Title: Daughter of Smoke & Bone
Author: Laini Taylor
Series: Book #1 in the Daughter of Smoke and Bone trilogy
Publisher: Little, Brown Books for Young Readers – an imprint of Hachette Book Group
Publication Date: September 27, 2011
Genres: Young Adult – Urban Fantasy, Romance
Format: Purchased Paperback
“Daughter of Smoke and Bone” by Laini Taylor is the first book in the Daughter of Smoke and Bone trilogy. It’s a story about a girl named Karou living in Prague, going to art school and doing just fine. Kind of. Her boyfriend cheated on her and she is just having a really rough time, but there’s something about her natural blue hair and super fantasy-esque drawings that make her stand out from the crowd.
Maybe it’s the fact that she lives a secret otherworldly life on the side.

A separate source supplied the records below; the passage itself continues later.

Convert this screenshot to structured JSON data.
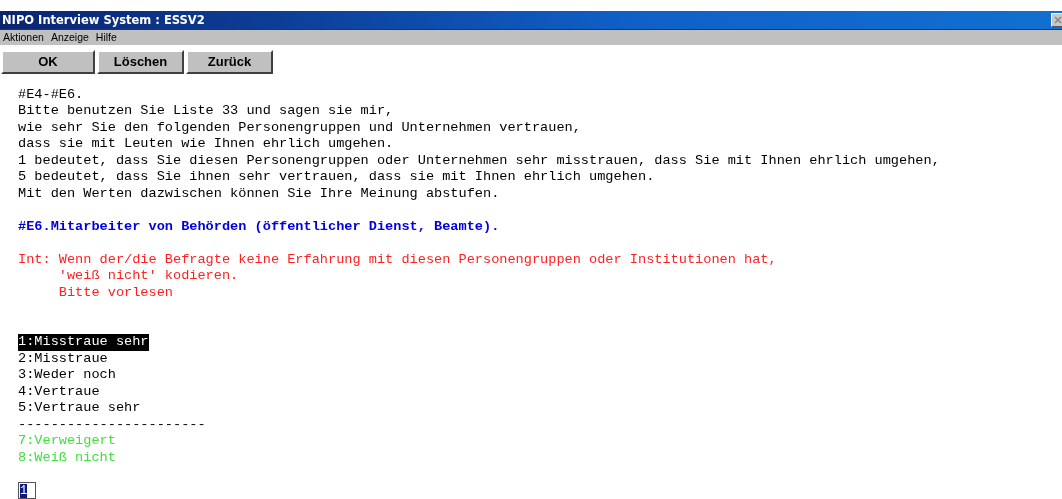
{
  "window": {
    "title": "NIPO Interview System : ESSV2"
  },
  "menu": [
    "Aktionen",
    "Anzeige",
    "Hilfe"
  ],
  "buttons": [
    "OK",
    "Löschen",
    "Zurück"
  ],
  "question": {
    "intro_lines": [
      "#E4-#E6.",
      "Bitte benutzen Sie Liste 33 und sagen sie mir,",
      "wie sehr Sie den folgenden Personengruppen und Unternehmen vertrauen,",
      "dass sie mit Leuten wie Ihnen ehrlich umgehen.",
      "1 bedeutet, dass Sie diesen Personengruppen oder Unternehmen sehr misstrauen, dass Sie mit Ihnen ehrlich umgehen,",
      "5 bedeutet, dass Sie ihnen sehr vertrauen, dass sie mit Ihnen ehrlich umgehen.",
      "Mit den Werten dazwischen können Sie Ihre Meinung abstufen."
    ],
    "title": "#E6.Mitarbeiter von Behörden (öffentlicher Dienst, Beamte).",
    "instruction_lines": [
      "Int: Wenn der/die Befragte keine Erfahrung mit diesen Personengruppen oder Institutionen hat,",
      "     'weiß nicht' kodieren.",
      "     Bitte vorlesen"
    ],
    "options": [
      {
        "label": "1:Misstraue sehr",
        "kind": "answer",
        "selected": true
      },
      {
        "label": "2:Misstraue",
        "kind": "answer",
        "selected": false
      },
      {
        "label": "3:Weder noch",
        "kind": "answer",
        "selected": false
      },
      {
        "label": "4:Vertraue",
        "kind": "answer",
        "selected": false
      },
      {
        "label": "5:Vertraue sehr",
        "kind": "answer",
        "selected": false
      },
      {
        "label": "-----------------------",
        "kind": "separator",
        "selected": false
      },
      {
        "label": "7:Verweigert",
        "kind": "special",
        "selected": false
      },
      {
        "label": "8:Weiß nicht",
        "kind": "special",
        "selected": false
      }
    ],
    "answer_value": "1"
  }
}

Yeah, that could be it.
Karou was raised with chimera, a type of mythical being who is forged of many different types of creatures (human head/torso but with the legs and body of a horse, like a centaur). So that world isn’t really that surprising to her given that she was raised in it. So she’s often given tasks by one of the chimaera, Brimstone, and carries out these “tasks” to get teeth – all varieties – when one day she goes to Morocco and is discovered by an angel. An angel who wants to kill her.
This story, man. This story. At first I wasn’t sure I was going to like it. I thought it was going to be a poorly written, all over the place, insta-love type of thing, when really, it wasn’t. There was so much more going on in the background that was woven in and throughout the novel that it just took my breath away.
Literally, I’m feeling ALL the feels.
Karou, herself, is a strong female character with a stubborn streak, but also a quirky attitude that seems to get her in trouble from time to time. She grew up without knowing much about herself or how she got tattoos on her hands (hamsas) and she always wondered why she’d feel lonely at times or just how she didn’t feel like she was her true self in the world she was living in. I thought she was relatable because I know a lot of teens and young adults feel “out of place” in the world and want to find who they are and where they fit in all of this. Karou is like that throughout most of the book and she doesn’t really change much in personality, which is great.
Akiva is the angel who attacks Karou in Morocco and he is described as dead-eyed in the beginning, his features too perfect to be human with short cropped dark hair, a widow’s peak, and burning angel wings that he can glamour into invisibility – but only on his back, not on his shadow. He’s at first merciless and cruel, but something in him clicks when he attacks Karou that makes him pause and he tries to figure out just what that is by following her around (yes, like a creep). Though the two do spar later on, he doesn’t want to hurt her and he later figures out why he is so drawn to her and why he can’t hurt her.
And possibly why she’d want to hurt him.
Brimstone is a chimera who is a Wishmonger that makes different types of beads that grant different levels of wishes. He’s stonefaced and not very warm to others, only showing his approval through grunts on occasion. We do learn a little bit more about him toward the end of the book and I think he’s pretty wise, though that may be due to his age.
Those were really the main characters of the book while everyone else that followed was secondary. I did enjoy Zuzana’s personality a lot (she’s human), and Issa was kind of cool (she’s a chimera).
The plot of the story definitely pulled me in. It was one in which Karou was trying to find who she was while trying to uncover secrets as to why portal doors have mysterious hand print burn marks on them and why they suddenly go up in flames, taking away any chances she had of returning to that place in between. It also is a great mystery into the chimera and seraphim (angel) world. I really enjoyed it and I can definitely see the potential for the sequels from this book.
The romance in this book, at first, I thought would be insta-love the way it was playing out. It kind of turned me off, but as it continued and it was explained further in the story I finally understood why they acted the way they did toward each other. It was hot and steamy and ooooohhh the angst, but it was great to read and definitely satisfied my romantic craving.
And I hope to God there isn’t a triangle.
My biggest “complaint,” which is really a critique is that I wish that the back stories that we find out later about Karou’s past were woven into the story more as memory snippets. It happened only once or twice before that, but I think that it could have happened a little bit more rather than it all coming in one giant chunk toward the end.
Overall, I really, really enjoyed this book and I can’t wait to continue on reading the trilogy. I gave this 5/5 stars.